is an associate professor in the Department of History at the University of Saskatchewan. He researches environmental and urban historian of Britain and the British World during the long nineteenth century. Using digital methods including historical GIS and text mining, he explores the industrialization in Greater London and global commodities. He is currently focused on ecological limits to industrial growth and how British industry came to rely on overseas “ghost acres” to maintain growth during the nineteenth century. Book:
Jim Clifford, West Ham and the River Lea: A Social and Environmental History of London’s Industrialized Marshland, 1839-1914,
Vancouver: University of British Columbia Press, 2017.
- Amahia Mallea, Canadian Journal of History, 2019.
- Ken Cruikshank, Labour/Le Travail, 2019.
- Carry Van Lieshout, H-Water, 2019.
- Nicola Tynan, The London Journal, 2018.
- William Cavert, Environmental History, 2018.
EducationPhD, History, York University, Toronto, 2011
MA, History, Wilfrid Laurier University, Waterloo, 2004
BA, History, Bishop’s University, Lennoxville, 2003
Work Shared in CORE
Jim Clifford, “London’s Soap Industry and the Development of Global Ghost Acres in the Nineteenth Century,” Environment and History
, pre-copyediting version
Colleen Beard, Daniel Macfarlane, Jim Clifford, “Mapping the Welland Canals and the St. Lawrence Seaway with Google Earth
,” Historical GIS research in Canada,
B. Jennifer, & M. Fortin, eds., (University of Calgary Press, 2014): 27-42.
Jim Clifford, Photo Essay ‘The Urban Periphery and the Rural Fringe: West Ham’s
Hybrid Landscape,’ Left History, vol. 13, no. 1 (Spring Summer, 2008), 129-142. Databases:

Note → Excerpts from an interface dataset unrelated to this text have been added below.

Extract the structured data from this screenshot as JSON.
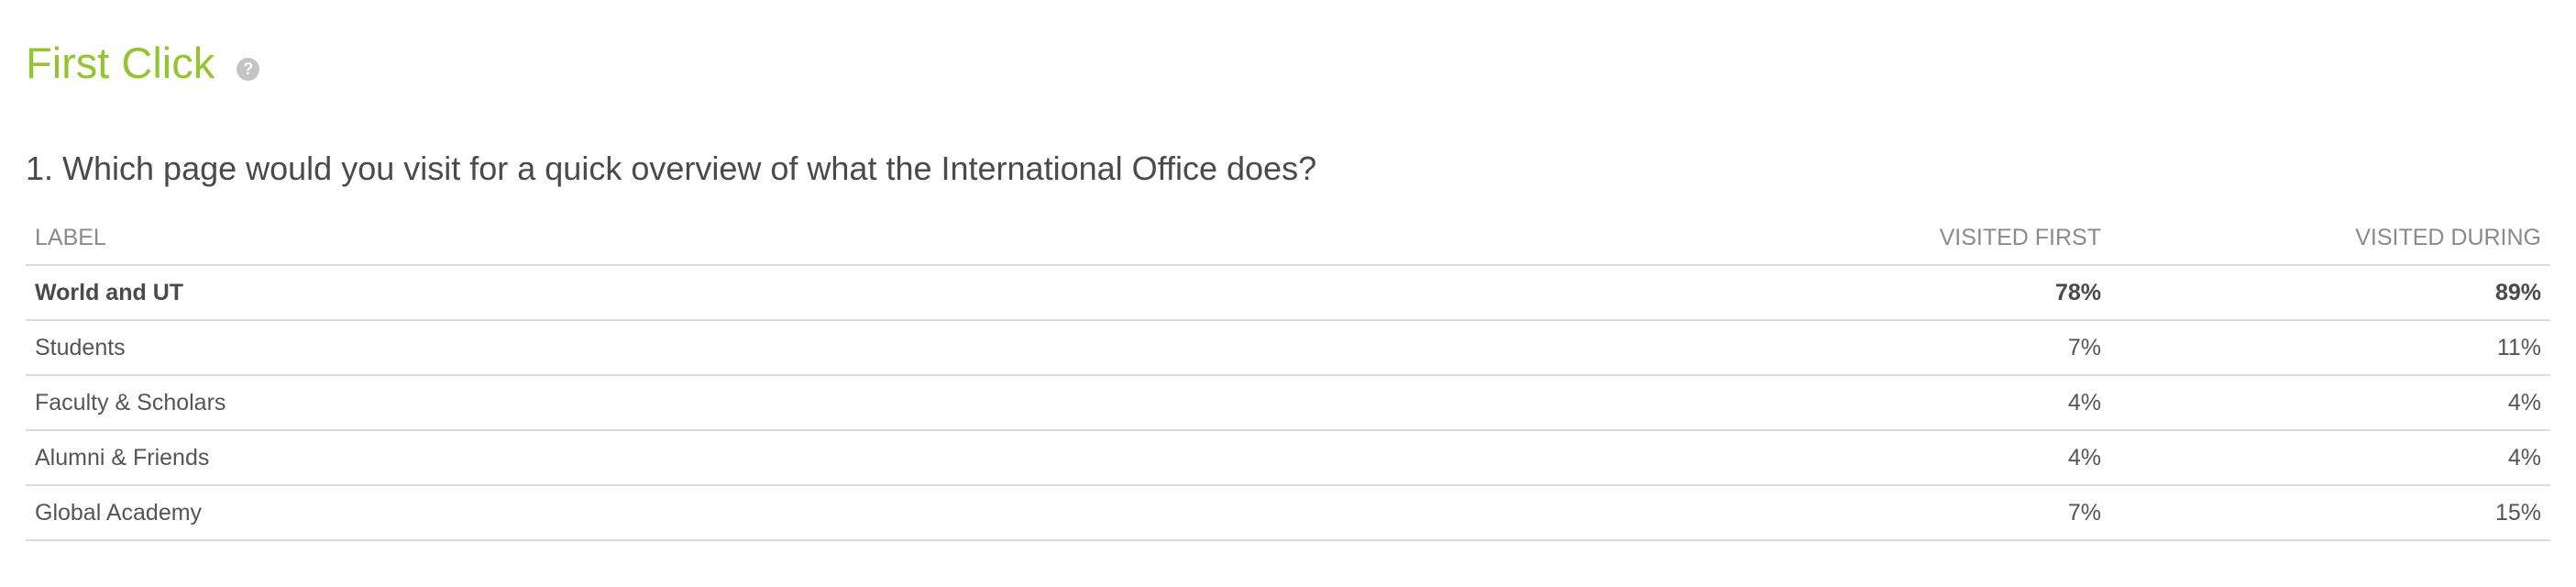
{
  "header": {
    "title": "First Click",
    "help_icon": "question-circle-icon",
    "help_glyph": "?"
  },
  "question": {
    "text": "1. Which page would you visit for a quick overview of what the International Office does?"
  },
  "table": {
    "columns": {
      "label": "LABEL",
      "visited_first": "VISITED FIRST",
      "visited_during": "VISITED DURING"
    },
    "rows": [
      {
        "label": "World and UT",
        "visited_first": "78%",
        "visited_during": "89%",
        "bold": true
      },
      {
        "label": "Students",
        "visited_first": "7%",
        "visited_during": "11%"
      },
      {
        "label": "Faculty & Scholars",
        "visited_first": "4%",
        "visited_during": "4%"
      },
      {
        "label": "Alumni & Friends",
        "visited_first": "4%",
        "visited_during": "4%"
      },
      {
        "label": "Global Academy",
        "visited_first": "7%",
        "visited_during": "15%"
      }
    ]
  },
  "colors": {
    "title_accent": "#95c433",
    "text": "#4a4a4a",
    "header_text": "#8a8a8a",
    "divider": "#dcdcdc"
  }
}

Collaborative research project: Commerce impérial et transformations environnementales: la formation des hectares fantômes dans la vallée laurentienne, 1763-1918 (SSHRC Insight Grant with Stéphane Castonguay, UQTR, Michèle Dagenais, Université de Montreal, and Colin Coates, York University)
Book project: Greater London’s Ghost Acres, 1772-1918
Public History Project: ActiveHistory.ca